• **THE PROBLEM**
Apart from the images, every record here needs to be copied exactly.

[Excerpts from an interface dataset]
━━━━━━━━━━━━━━━━━━━━━━━━━━━━━━
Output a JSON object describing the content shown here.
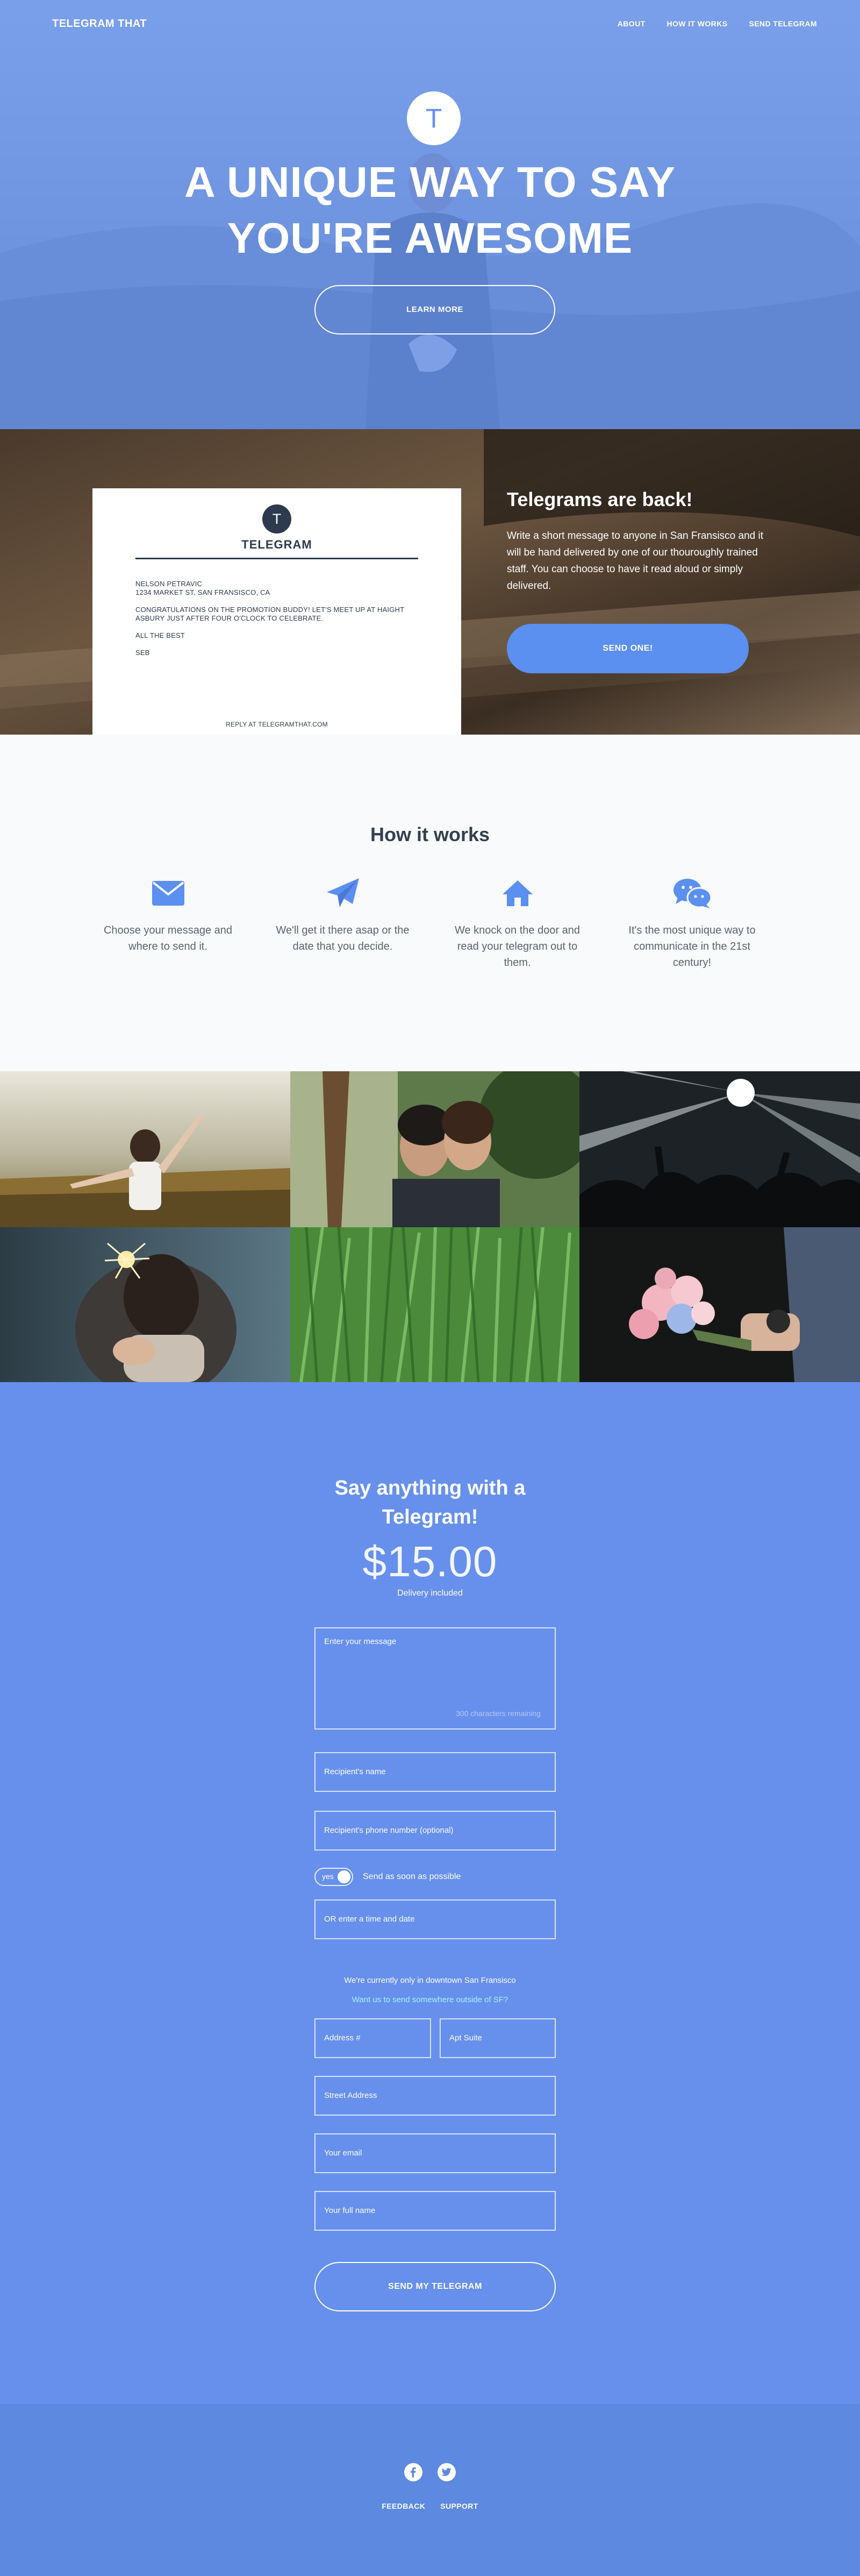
{
  "nav": {
    "brand": "TELEGRAM THAT",
    "links": [
      "ABOUT",
      "HOW IT WORKS",
      "SEND TELEGRAM"
    ]
  },
  "hero": {
    "logo_letter": "T",
    "title_line1": "A UNIQUE WAY TO SAY",
    "title_line2": "YOU'RE AWESOME",
    "cta": "LEARN MORE"
  },
  "telegram": {
    "card": {
      "logo_letter": "T",
      "title": "TELEGRAM",
      "recipient_name": "NELSON PETRAVIC",
      "recipient_address": "1234 MARKET ST, SAN FRANSISCO, CA",
      "message": "CONGRATULATIONS ON THE PROMOTION BUDDY! LET'S MEET UP AT HAIGHT ASBURY JUST AFTER FOUR O'CLOCK TO CELEBRATE.",
      "closing": "ALL THE BEST",
      "signature": "SEB",
      "reply": "REPLY AT TELEGRAMTHAT.COM"
    },
    "heading": "Telegrams are back!",
    "description": "Write a short message to anyone in San Fransisco and it will be hand delivered by one of our thouroughly trained staff. You can choose to have it read aloud or simply delivered.",
    "cta": "SEND ONE!"
  },
  "how": {
    "title": "How it works",
    "steps": [
      {
        "icon": "envelope-icon",
        "text": "Choose your message and where to send it."
      },
      {
        "icon": "paper-plane-icon",
        "text": "We'll get it there asap or the date that you decide."
      },
      {
        "icon": "house-icon",
        "text": "We knock on the door and read your telegram out to them."
      },
      {
        "icon": "chat-bubbles-icon",
        "text": "It's the most unique way to communicate in the 21st century!"
      }
    ]
  },
  "form": {
    "title": "Say anything with a Telegram!",
    "price": "$15.00",
    "price_note": "Delivery included",
    "message_placeholder": "Enter your message",
    "message_counter": "300 characters remaining",
    "recipient_name_placeholder": "Recipient's name",
    "recipient_phone_placeholder": "Recipient's phone number (optional)",
    "toggle_value": "yes",
    "toggle_label": "Send as soon as possible",
    "date_placeholder": "OR enter a time and date",
    "only_note": "We're currently only in downtown San Fransisco",
    "outside_link": "Want us to send somewhere outside of SF?",
    "address_placeholder": "Address #",
    "apt_placeholder": "Apt Suite",
    "street_placeholder": "Street Address",
    "email_placeholder": "Your email",
    "fullname_placeholder": "Your full name",
    "submit": "SEND MY TELEGRAM"
  },
  "footer": {
    "social": [
      "facebook-icon",
      "twitter-icon"
    ],
    "links": [
      "FEEDBACK",
      "SUPPORT"
    ]
  },
  "colors": {
    "brand_blue": "#6690ec",
    "button_blue": "#5b8ff0",
    "footer_blue": "#5d89e0",
    "dark_text": "#2e3a4d",
    "link_cyan": "#a6f0ff"
  }
}
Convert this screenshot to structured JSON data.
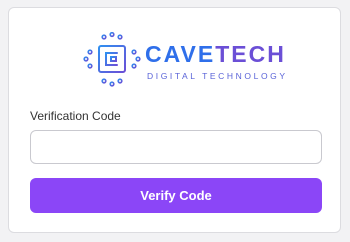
{
  "brand": {
    "name_part1": "CAVE",
    "name_part2": "TECH",
    "tagline": "DIGITAL TECHNOLOGY",
    "logo_icon": "circuit-chip-icon",
    "colors": {
      "blue": "#2f6fea",
      "purple": "#6b4fd6"
    }
  },
  "form": {
    "label": "Verification Code",
    "input_value": "",
    "input_placeholder": "",
    "submit_label": "Verify Code",
    "button_color": "#8b46f7"
  }
}
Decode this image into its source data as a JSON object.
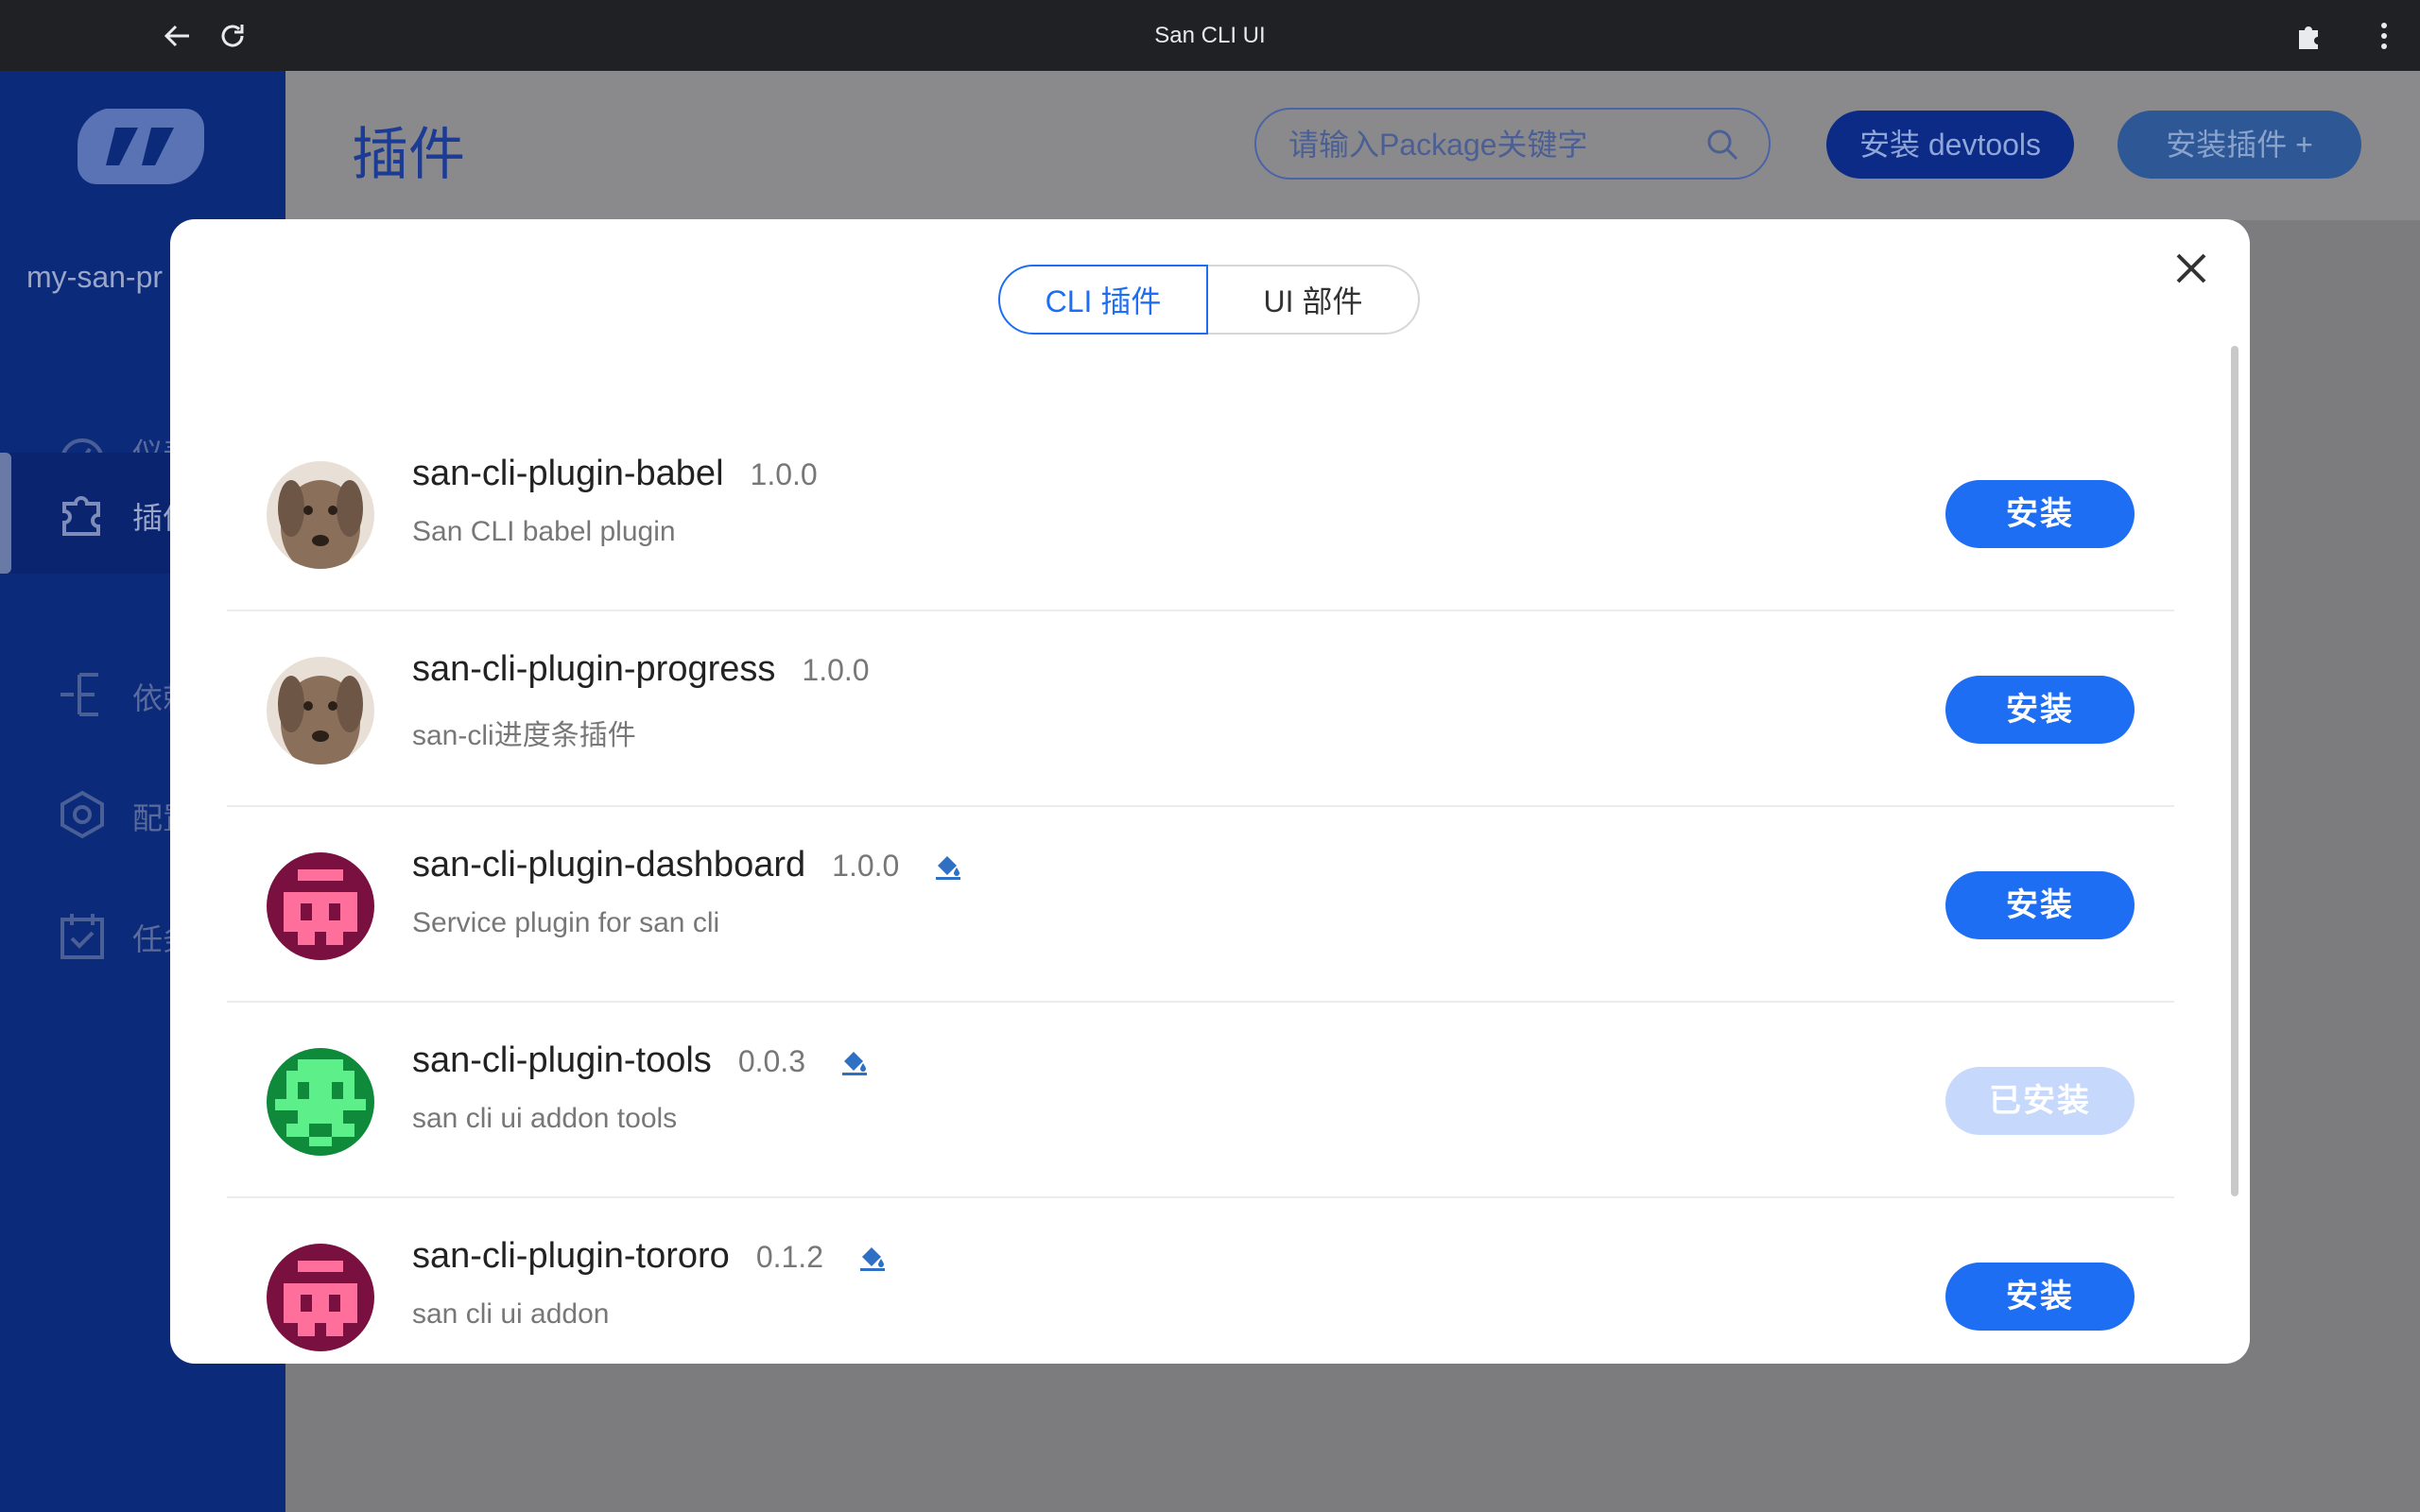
{
  "browser": {
    "title": "San CLI UI"
  },
  "sidebar": {
    "project_name": "my-san-pr",
    "items": [
      {
        "label": "仪表",
        "icon": "dashboard-icon"
      },
      {
        "label": "插件",
        "icon": "puzzle-icon"
      },
      {
        "label": "依赖",
        "icon": "dependency-icon"
      },
      {
        "label": "配置",
        "icon": "hexagon-icon"
      },
      {
        "label": "任务",
        "icon": "calendar-icon"
      }
    ]
  },
  "header": {
    "title": "插件",
    "search_placeholder": "请输入Package关键字",
    "devtools_button": "安装 devtools",
    "install_plugin_button": "安装插件 +"
  },
  "modal": {
    "tabs": [
      {
        "label": "CLI 插件",
        "active": true
      },
      {
        "label": "UI 部件",
        "active": false
      }
    ],
    "plugins": [
      {
        "name": "san-cli-plugin-babel",
        "version": "1.0.0",
        "description": "San CLI babel plugin",
        "ui_badge": false,
        "button": "安装",
        "installed": false,
        "avatar": "dog"
      },
      {
        "name": "san-cli-plugin-progress",
        "version": "1.0.0",
        "description": "san-cli进度条插件",
        "ui_badge": false,
        "button": "安装",
        "installed": false,
        "avatar": "dog"
      },
      {
        "name": "san-cli-plugin-dashboard",
        "version": "1.0.0",
        "description": "Service plugin for san cli",
        "ui_badge": true,
        "button": "安装",
        "installed": false,
        "avatar": "pink-identicon"
      },
      {
        "name": "san-cli-plugin-tools",
        "version": "0.0.3",
        "description": "san cli ui addon tools",
        "ui_badge": true,
        "button": "已安装",
        "installed": true,
        "avatar": "green-identicon"
      },
      {
        "name": "san-cli-plugin-tororo",
        "version": "0.1.2",
        "description": "san cli ui addon",
        "ui_badge": true,
        "button": "安装",
        "installed": false,
        "avatar": "pink-identicon"
      }
    ]
  },
  "colors": {
    "primary": "#1e6ef4",
    "installed": "#c6d8fb",
    "sidebar": "#0c2a7a"
  }
}
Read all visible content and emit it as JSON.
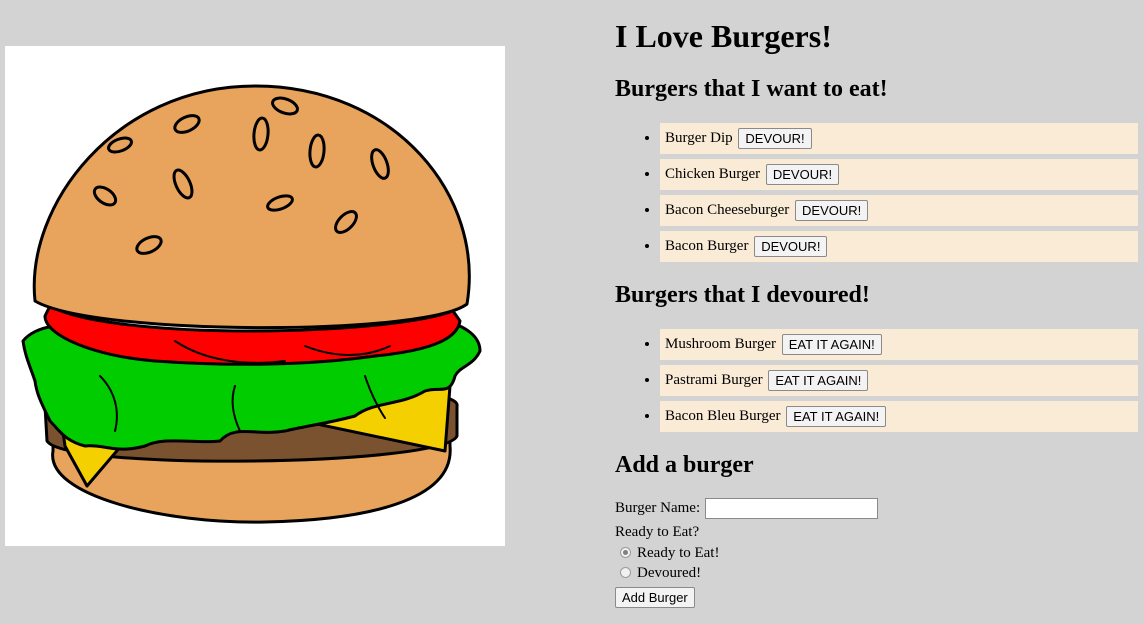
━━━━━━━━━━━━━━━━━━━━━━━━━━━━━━
• **ANSWER FOR THIS EXERCISE**
Output a JSON object describing the content shown here.
{
  "nav": {
    "brand": "TELEGRAM THAT",
    "links": [
      "ABOUT",
      "HOW IT WORKS",
      "SEND TELEGRAM"
    ]
  },
  "hero": {
    "logo_letter": "T",
    "title_line1": "A UNIQUE WAY TO SAY",
    "title_line2": "YOU'RE AWESOME",
    "cta": "LEARN MORE"
  },
  "telegram": {
    "card": {
      "logo_letter": "T",
      "title": "TELEGRAM",
      "recipient_name": "NELSON PETRAVIC",
      "recipient_address": "1234 MARKET ST, SAN FRANSISCO, CA",
      "message": "CONGRATULATIONS ON THE PROMOTION BUDDY! LET'S MEET UP AT HAIGHT ASBURY JUST AFTER FOUR O'CLOCK TO CELEBRATE.",
      "closing": "ALL THE BEST",
      "signature": "SEB",
      "reply": "REPLY AT TELEGRAMTHAT.COM"
    },
    "heading": "Telegrams are back!",
    "description": "Write a short message to anyone in San Fransisco and it will be hand delivered by one of our thouroughly trained staff. You can choose to have it read aloud or simply delivered.",
    "cta": "SEND ONE!"
  },
  "how": {
    "title": "How it works",
    "steps": [
      {
        "icon": "envelope-icon",
        "text": "Choose your message and where to send it."
      },
      {
        "icon": "paper-plane-icon",
        "text": "We'll get it there asap or the date that you decide."
      },
      {
        "icon": "house-icon",
        "text": "We knock on the door and read your telegram out to them."
      },
      {
        "icon": "chat-bubbles-icon",
        "text": "It's the most unique way to communicate in the 21st century!"
      }
    ]
  },
  "form": {
    "title": "Say anything with a Telegram!",
    "price": "$15.00",
    "price_note": "Delivery included",
    "message_placeholder": "Enter your message",
    "message_counter": "300 characters remaining",
    "recipient_name_placeholder": "Recipient's name",
    "recipient_phone_placeholder": "Recipient's phone number (optional)",
    "toggle_value": "yes",
    "toggle_label": "Send as soon as possible",
    "date_placeholder": "OR enter a time and date",
    "only_note": "We're currently only in downtown San Fransisco",
    "outside_link": "Want us to send somewhere outside of SF?",
    "address_placeholder": "Address #",
    "apt_placeholder": "Apt Suite",
    "street_placeholder": "Street Address",
    "email_placeholder": "Your email",
    "fullname_placeholder": "Your full name",
    "submit": "SEND MY TELEGRAM"
  },
  "footer": {
    "social": [
      "facebook-icon",
      "twitter-icon"
    ],
    "links": [
      "FEEDBACK",
      "SUPPORT"
    ]
  },
  "colors": {
    "brand_blue": "#6690ec",
    "button_blue": "#5b8ff0",
    "footer_blue": "#5d89e0",
    "dark_text": "#2e3a4d",
    "link_cyan": "#a6f0ff"
  }
}
Convert this screenshot to structured JSON data.
{
  "brand": {
    "name_part1": "CAVE",
    "name_part2": "TECH",
    "tagline": "DIGITAL TECHNOLOGY",
    "logo_icon": "circuit-chip-icon",
    "colors": {
      "blue": "#2f6fea",
      "purple": "#6b4fd6"
    }
  },
  "form": {
    "label": "Verification Code",
    "input_value": "",
    "input_placeholder": "",
    "submit_label": "Verify Code",
    "button_color": "#8b46f7"
  }
}
Decode this image into its source data as a JSON object.
{
  "browser": {
    "title": "San CLI UI"
  },
  "sidebar": {
    "project_name": "my-san-pr",
    "items": [
      {
        "label": "仪表",
        "icon": "dashboard-icon"
      },
      {
        "label": "插件",
        "icon": "puzzle-icon"
      },
      {
        "label": "依赖",
        "icon": "dependency-icon"
      },
      {
        "label": "配置",
        "icon": "hexagon-icon"
      },
      {
        "label": "任务",
        "icon": "calendar-icon"
      }
    ]
  },
  "header": {
    "title": "插件",
    "search_placeholder": "请输入Package关键字",
    "devtools_button": "安装 devtools",
    "install_plugin_button": "安装插件 +"
  },
  "modal": {
    "tabs": [
      {
        "label": "CLI 插件",
        "active": true
      },
      {
        "label": "UI 部件",
        "active": false
      }
    ],
    "plugins": [
      {
        "name": "san-cli-plugin-babel",
        "version": "1.0.0",
        "description": "San CLI babel plugin",
        "ui_badge": false,
        "button": "安装",
        "installed": false,
        "avatar": "dog"
      },
      {
        "name": "san-cli-plugin-progress",
        "version": "1.0.0",
        "description": "san-cli进度条插件",
        "ui_badge": false,
        "button": "安装",
        "installed": false,
        "avatar": "dog"
      },
      {
        "name": "san-cli-plugin-dashboard",
        "version": "1.0.0",
        "description": "Service plugin for san cli",
        "ui_badge": true,
        "button": "安装",
        "installed": false,
        "avatar": "pink-identicon"
      },
      {
        "name": "san-cli-plugin-tools",
        "version": "0.0.3",
        "description": "san cli ui addon tools",
        "ui_badge": true,
        "button": "已安装",
        "installed": true,
        "avatar": "green-identicon"
      },
      {
        "name": "san-cli-plugin-tororo",
        "version": "0.1.2",
        "description": "san cli ui addon",
        "ui_badge": true,
        "button": "安装",
        "installed": false,
        "avatar": "pink-identicon"
      }
    ]
  },
  "colors": {
    "primary": "#1e6ef4",
    "installed": "#c6d8fb",
    "sidebar": "#0c2a7a"
  }
}
Read all visible content and emit it as JSON.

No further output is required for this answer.